The name Dharmatala came from the folk deity Dharmathakur and the etymological roots of Chowringhee — for all its phirang associations — probably lie in Baba Chowringhee (Chourangi Giri who is supposed to have founded the original Kali temple). Many such “Curious Tales from Calcutta’s Past” were revealed by Jawhar Sircar in a speech at Victoria Memorial on Friday.

The Western Quadrangle provided a fine setting for these reminiscences as a most distinguished gathering, including filmmaker Goutam Ghose and art historian Tapati Guha Thakurta, turned up to listen to Sircar.

As the Prasar Bharati CEO spoke from a podium below the Warren Hastings Group showing Hastings in consultation with a pandit and a maulavi, the famous Hastings-Francis duel on Duel Lane and the fact that on the site of the Victoria Memorial once stood the last Calcutta jail before the jails of Alipore and Presidency were built all came up in the course of the speech.

Starting with a reference to places mentioned in Manasamangal Kavya, Sircar traced the growth of the first British settlements around freshwater bodies in a sparsely populated land of tiger and dacoit-infested jungles and marshes.

Sircar spoke about the mystery behind the name of Alipore, the first fort built (where the GPO stands today) and destroyed; the first court at the western end of Writers’ Buildings, which doubled as a ballroom in the evening, the boundaries between Calcutta and 24-Parganas, the forgotten palaces of Mir Zafar in Alipore later rebuilt at the sites of the Imperial Library of Belvedere, the district magistrate’s house and Viharilal College.

He touched upon the way places got their names from trees and professions like Beltala, Bakulbagan, Narkeldanga, Atabagan, Ahiritola (ahiri were milkmen), Darzipara and Koshaitola. Sircar also spoke of Orphangunge Market in Kidderpore which came up to support the children of the British and Indians.

Moving back and forth in time, Sircar reminded the audience of interesting events from the way the road leading from Victoria to Presidency jail was made legally a part of Calcutta to facilitate the transfer of prisoners to how Burial Ground Road had to be built through dense forest cover (now Park Street) for the transfer of the fast-dying Europeans.

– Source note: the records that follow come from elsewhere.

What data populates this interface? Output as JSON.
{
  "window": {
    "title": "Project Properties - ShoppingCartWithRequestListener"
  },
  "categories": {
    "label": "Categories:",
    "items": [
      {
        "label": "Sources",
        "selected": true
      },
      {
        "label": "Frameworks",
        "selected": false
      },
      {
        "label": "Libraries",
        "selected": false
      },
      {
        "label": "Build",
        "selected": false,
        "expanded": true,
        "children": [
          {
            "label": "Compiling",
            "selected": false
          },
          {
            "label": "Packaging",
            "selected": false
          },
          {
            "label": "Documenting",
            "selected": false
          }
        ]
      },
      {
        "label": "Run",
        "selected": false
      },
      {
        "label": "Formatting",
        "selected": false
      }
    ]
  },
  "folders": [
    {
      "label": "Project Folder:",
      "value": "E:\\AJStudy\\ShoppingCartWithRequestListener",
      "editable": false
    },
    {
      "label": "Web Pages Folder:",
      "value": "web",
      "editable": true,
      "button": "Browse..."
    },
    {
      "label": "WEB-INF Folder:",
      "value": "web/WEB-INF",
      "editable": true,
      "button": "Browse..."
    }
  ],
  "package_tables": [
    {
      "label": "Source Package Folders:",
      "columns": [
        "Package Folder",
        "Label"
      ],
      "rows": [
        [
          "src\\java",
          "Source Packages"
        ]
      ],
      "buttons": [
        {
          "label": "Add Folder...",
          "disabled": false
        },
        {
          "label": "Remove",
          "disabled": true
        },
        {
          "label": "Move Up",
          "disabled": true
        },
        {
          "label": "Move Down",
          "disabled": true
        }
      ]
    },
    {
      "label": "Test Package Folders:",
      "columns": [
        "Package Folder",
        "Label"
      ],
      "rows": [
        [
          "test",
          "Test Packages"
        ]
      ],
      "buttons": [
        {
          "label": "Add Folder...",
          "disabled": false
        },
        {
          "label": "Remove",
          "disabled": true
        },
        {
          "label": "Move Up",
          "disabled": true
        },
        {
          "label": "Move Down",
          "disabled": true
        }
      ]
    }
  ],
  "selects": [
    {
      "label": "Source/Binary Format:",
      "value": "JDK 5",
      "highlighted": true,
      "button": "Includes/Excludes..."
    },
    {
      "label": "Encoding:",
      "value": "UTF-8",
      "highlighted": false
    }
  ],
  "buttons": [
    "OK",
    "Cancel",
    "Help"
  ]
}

Jocular references to the way there was a “huge shastric consultation for three years on whether piped freshwater” could be used by Hindus who otherwise used “water from the Ganges” merged with Sircar’s personal experiences of the three pipes from Palta which became Pipe Road (later BT Road). Many major contributions to the city were from private sources, said Sircar, like those by the lottery committee which set up the magnificent Town Hall and modernised roads.

The talk veered towards the way Bengali Babus imbibed food and clothing from Awadhis who shifted to Calcutta in 1858; how recipes travelled from the courtesans’ bawarchis and khansamams into the exclusive andarmahals while flying kites and pigeons became favourite outdoor sports.

“We have a long history of cohabitation and we have imbibed a lot of good and some of the bad of all cultures,” signed off Sircar, who has behind him “four decades of research and a passionate involvement with Calcutta”.

DID YOU KNOW?

• Dharmatala gets its name from Dharmathakur, a folk deity

• Chowringhee refers to Baba Chowringhee or Chourangi Giri who is supposed to have founded the original Kali temple

• The city’s first court at the western end of Writers’ Buildings doubled as a ballroom in the evening

• Ahiritola got its name from being a colony of milkmen (ahiri)